On Friday, a group of children suing the government for inaction on climate change scored a major victory, as a judge ruled that the Washington State Department of Ecology must deliver an emissions reduction rule by the end of this year. That decision follows another major win in mid-April, when an Oregon judge ruled that a similar lawsuit could go forward despite opposition from the fossil fuel industry.
Previously, King County Superior Court Judge Hollis Hill had denied the Washington state children’s petition, arguing that the Washington Department of Ecology was already in the process of creating an emissions reduction plan. In February, however, the Department of Ecology withdrew its draft plan, paving the way for Friday’s decision, which found that due to the “urgent situation” caused by climate change, “these kids can’t wait.” The decision ordered the Department of Ecology to create an emissions reductions plan by the end of the year.
“For the first time, a U.S. court not only recognized the extraordinary harms young people are facing due to climate change, but ordered an agency to do something about it
“For the first time, a U.S. court not only recognized the extraordinary harms young people are facing due to climate change, but ordered an agency to do something about it,” Andrea Rodgers, the Western Environmental Law Center attorney representing the youths, said in a press statement. “Ecology is now court-ordered to issue a rule that fulfills its constitutional and public trust duty to ensure Washington does its part to reduce greenhouse gas emissions and protect the planet.”
The Washington lawsuit is part of a wave of lawsuits filed across the country — since 2011, Our Children’s Trust, a nonprofit that seeks to protect the earth’s natural resources for current and future generations, has filed similar lawsuits in every single state.
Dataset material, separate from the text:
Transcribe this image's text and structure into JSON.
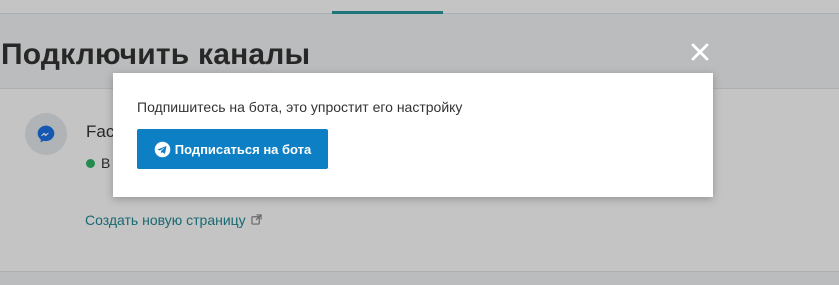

Washington is the first state where the litigation has been successful.
The lawsuits are based on the legal theory of atmospheric trust litigation, developed by University of Oregon law professor Mary Wood. Atmospheric trust law states that the atmosphere is a part of the public trust, the idea that the government must protect commonly held elements like navigable waters or submerged lands. If the atmosphere is also part of the public trust, the argument goes, then the federal government has an obligation to protect that atmosphere for future generations — which would ultimately compel the government to work to reduce greenhouse gas emissions.
“Despite clear scientific evidence and judicial recognition of the urgency of the climate crisis, Washington and most governments across the U.S. and other countries are failing to take correspondingly urgent, science-based action,” Julia Olson, executive director and chief legal counsel at Our Children’s Trust, said in a press statement. “That failure unfairly consigns youth to a disproportionately bleak future against which they can only reasonably ask the courts to step in to address this most time sensitive issue of our time.”
Can This Group Of Kids Force The Government To Act On Climate Change?Climate by CREDIT: Our Children’s Trust Xiuhtezcatl Tonatiuh Martinez is not your average 15 year old. Speaking from…thinkprogress.org